Twitter uses the OpenGraph title and description meta tags. If you're concerned about validating HTML5, then you won't be happy with this. OpenGraph doesn't support using meta name, instead it must be meta property - thought in the example above I've left it as meta name which Twitter recommends.
Full documentation of the meta tag markup can be found on Twitter.
Testing Your Meta Tags
Once you've got your meta tags setup, you can use Twitter's Card Preview utility to get an idea of how your content will look when you Tweet it.
If you're happy with how it looks then you're good for the next step. You can use the meta tags to set individual content for every unique article or media content that you'd like to share.

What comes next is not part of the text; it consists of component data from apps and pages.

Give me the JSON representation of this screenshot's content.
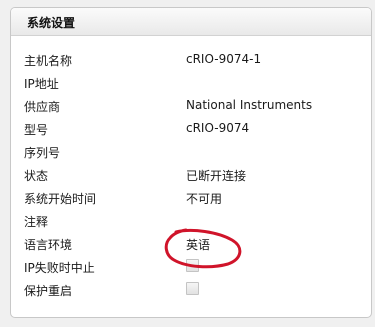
{
  "panel": {
    "title": "系统设置"
  },
  "rows": [
    {
      "label": "主机名称",
      "value": "cRIO-9074-1"
    },
    {
      "label": "IP地址",
      "value": ""
    },
    {
      "label": "供应商",
      "value": "National Instruments"
    },
    {
      "label": "型号",
      "value": "cRIO-9074"
    },
    {
      "label": "序列号",
      "value": ""
    },
    {
      "label": "状态",
      "value": "已断开连接"
    },
    {
      "label": "系统开始时间",
      "value": "不可用"
    },
    {
      "label": "注释",
      "value": ""
    },
    {
      "label": "语言环境",
      "value": "英语"
    },
    {
      "label": "IP失败时中止",
      "checked": false
    },
    {
      "label": "保护重启",
      "checked": false
    }
  ],
  "colors": {
    "annotation": "#d0142a",
    "panel_border": "#c8c8c8"
  }
}
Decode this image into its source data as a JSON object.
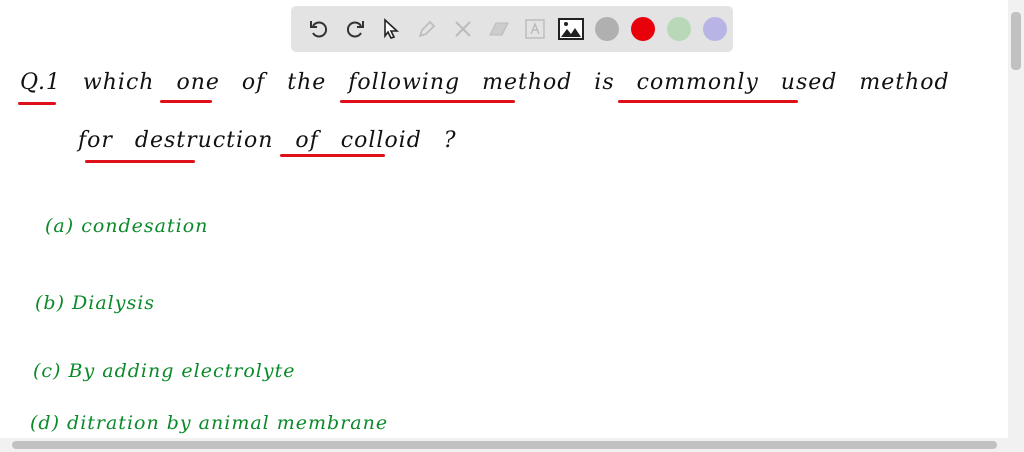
{
  "toolbar": {
    "tools": [
      "undo-icon",
      "redo-icon",
      "select-icon",
      "pen-icon",
      "tools-icon",
      "eraser-icon",
      "text-icon",
      "image-icon"
    ],
    "colors": [
      "#b0b0b0",
      "#e8000b",
      "#b8d8b8",
      "#b8b4e6"
    ]
  },
  "question": {
    "line1": "Q.1  which  one  of  the  following  method  is  commonly  used  method",
    "line2": "for  destruction  of  colloid ?"
  },
  "options": [
    "(a) condesation",
    "(b) Dialysis",
    "(c) By  adding  electrolyte",
    "(d) ditration  by  animal  membrane"
  ]
}
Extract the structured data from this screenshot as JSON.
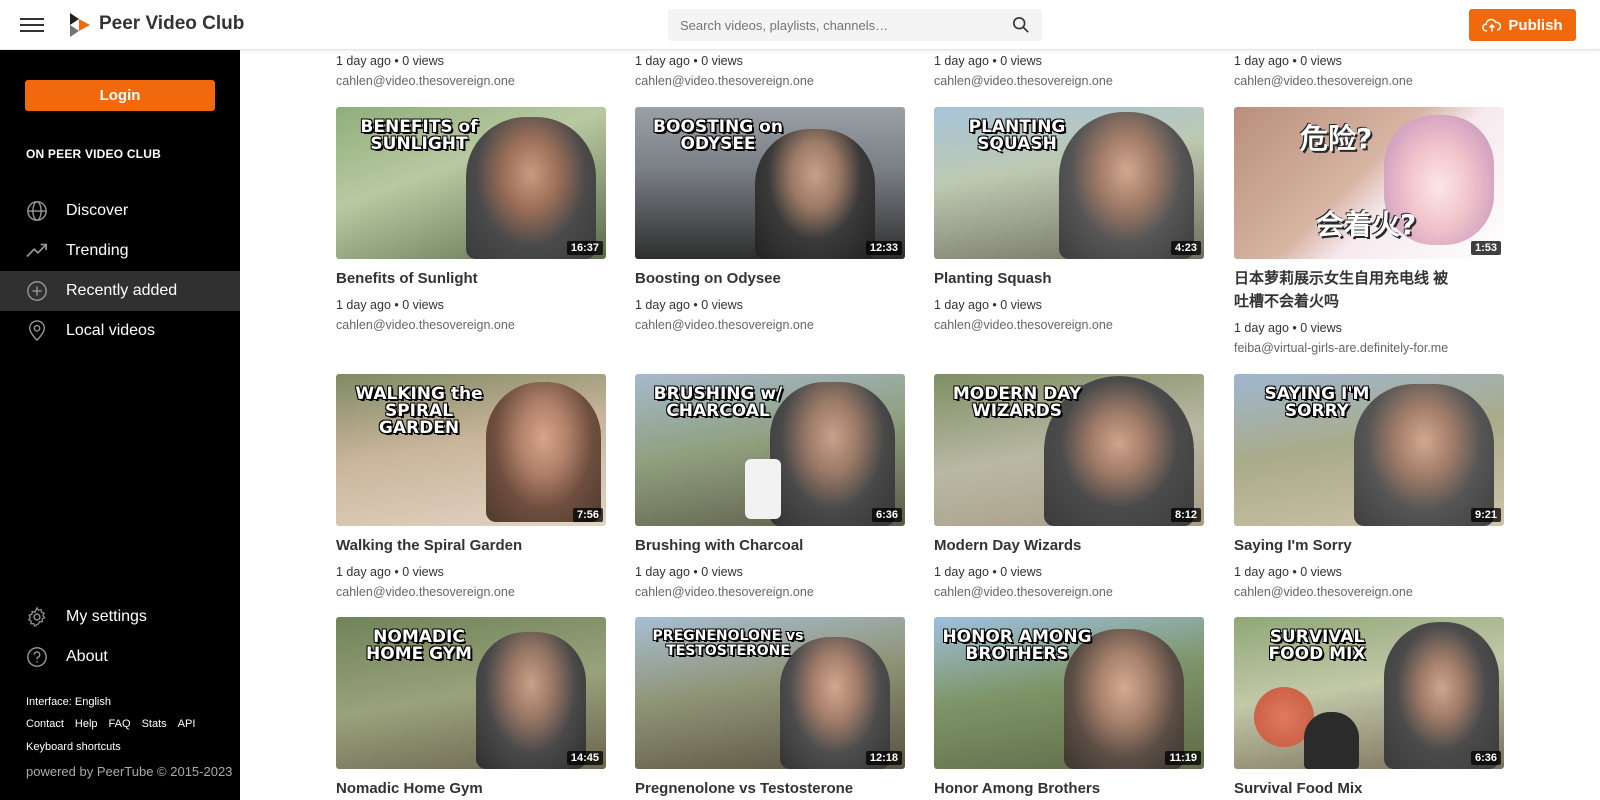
{
  "header": {
    "brand": "Peer Video Club",
    "search_placeholder": "Search videos, playlists, channels…",
    "publish_label": "Publish"
  },
  "sidebar": {
    "login_label": "Login",
    "section_title": "ON PEER VIDEO CLUB",
    "items": [
      {
        "label": "Discover",
        "icon": "globe-icon"
      },
      {
        "label": "Trending",
        "icon": "trending-icon"
      },
      {
        "label": "Recently added",
        "icon": "plus-circle-icon"
      },
      {
        "label": "Local videos",
        "icon": "location-pin-icon"
      }
    ],
    "bottom_items": [
      {
        "label": "My settings",
        "icon": "gear-icon"
      },
      {
        "label": "About",
        "icon": "help-circle-icon"
      }
    ],
    "interface_language": "Interface: English",
    "footer_links": [
      "Contact",
      "Help",
      "FAQ",
      "Stats",
      "API"
    ],
    "keyboard_shortcuts": "Keyboard shortcuts",
    "powered_by": "powered by PeerTube © 2015-2023"
  },
  "top_partial_row": [
    {
      "meta": "1 day ago • 0 views",
      "account": "cahlen@video.thesovereign.one"
    },
    {
      "meta": "1 day ago • 0 views",
      "account": "cahlen@video.thesovereign.one"
    },
    {
      "meta": "1 day ago • 0 views",
      "account": "cahlen@video.thesovereign.one"
    },
    {
      "meta": "1 day ago • 0 views",
      "account": "cahlen@video.thesovereign.one"
    }
  ],
  "videos": [
    {
      "title": "Benefits of Sunlight",
      "duration": "16:37",
      "caption": "BENEFITS of SUNLIGHT",
      "meta": "1 day ago • 0 views",
      "account": "cahlen@video.thesovereign.one"
    },
    {
      "title": "Boosting on Odysee",
      "duration": "12:33",
      "caption": "BOOSTING on ODYSEE",
      "meta": "1 day ago • 0 views",
      "account": "cahlen@video.thesovereign.one"
    },
    {
      "title": "Planting Squash",
      "duration": "4:23",
      "caption": "PLANTING SQUASH",
      "meta": "1 day ago • 0 views",
      "account": "cahlen@video.thesovereign.one"
    },
    {
      "title": "日本萝莉展示女生自用充电线 被吐槽不会着火吗",
      "title_line1": "日本萝莉展示女生自用充电线 被",
      "title_line2": "吐槽不会着火吗",
      "duration": "1:53",
      "caption": "危险?",
      "caption2": "会着火?",
      "meta": "1 day ago • 0 views",
      "account": "feiba@virtual-girls-are.definitely-for.me"
    },
    {
      "title": "Walking the Spiral Garden",
      "duration": "7:56",
      "caption": "WALKING the SPIRAL GARDEN",
      "meta": "1 day ago • 0 views",
      "account": "cahlen@video.thesovereign.one"
    },
    {
      "title": "Brushing with Charcoal",
      "duration": "6:36",
      "caption": "BRUSHING w/ CHARCOAL",
      "meta": "1 day ago • 0 views",
      "account": "cahlen@video.thesovereign.one"
    },
    {
      "title": "Modern Day Wizards",
      "duration": "8:12",
      "caption": "MODERN DAY WIZARDS",
      "meta": "1 day ago • 0 views",
      "account": "cahlen@video.thesovereign.one"
    },
    {
      "title": "Saying I'm Sorry",
      "duration": "9:21",
      "caption": "SAYING I'M SORRY",
      "meta": "1 day ago • 0 views",
      "account": "cahlen@video.thesovereign.one"
    },
    {
      "title": "Nomadic Home Gym",
      "duration": "14:45",
      "caption": "NOMADIC HOME GYM"
    },
    {
      "title": "Pregnenolone vs Testosterone",
      "duration": "12:18",
      "caption": "PREGNENOLONE vs TESTOSTERONE"
    },
    {
      "title": "Honor Among Brothers",
      "duration": "11:19",
      "caption": "HONOR AMONG BROTHERS"
    },
    {
      "title": "Survival Food Mix",
      "duration": "6:36",
      "caption": "SURVIVAL FOOD MIX"
    }
  ],
  "colors": {
    "accent": "#f1680d",
    "sidebar_bg": "#000000",
    "active_item_bg": "#303030"
  }
}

Applying for Twitter Card Approval
Twitter requires that anyone who wants to use Twitter Cards has to have their domain approved (you're given the option through the preview utility, so head there to be approved). It is a straight forward process and you're required to provide details on your domain including the associated username (be sure that the account has verified the website), summary of your website, categorising it, etc.
Twitter outlines that being approved can taken from five to ten days, but ALJT Media was approved within minutes of sending the application across to us receiving a confirmation email. Once your site is approved, any links you Tweet will now show the Twitter Card (that you can see using the preview tool).
It is important to stress that it may take an hour or so for Twitter to propogate the cache across therefore if you don't see the Twitter Cards on URL's you're Tweeting but can in the preview utility, and your domain is verified - just be patient. We experienced that our domain had a wildcard approval but only posts from a certain subdomain were showing but it resolved in about an hour, so just hang in there!
Was this article helpful to you? Are you using Twitter Cards for your content? You can get in touch with us by mentioning #ALJTMedia on Twitter, leaving a comment on our Facebook, Google+ or LinkedIn page, or writing a comment below.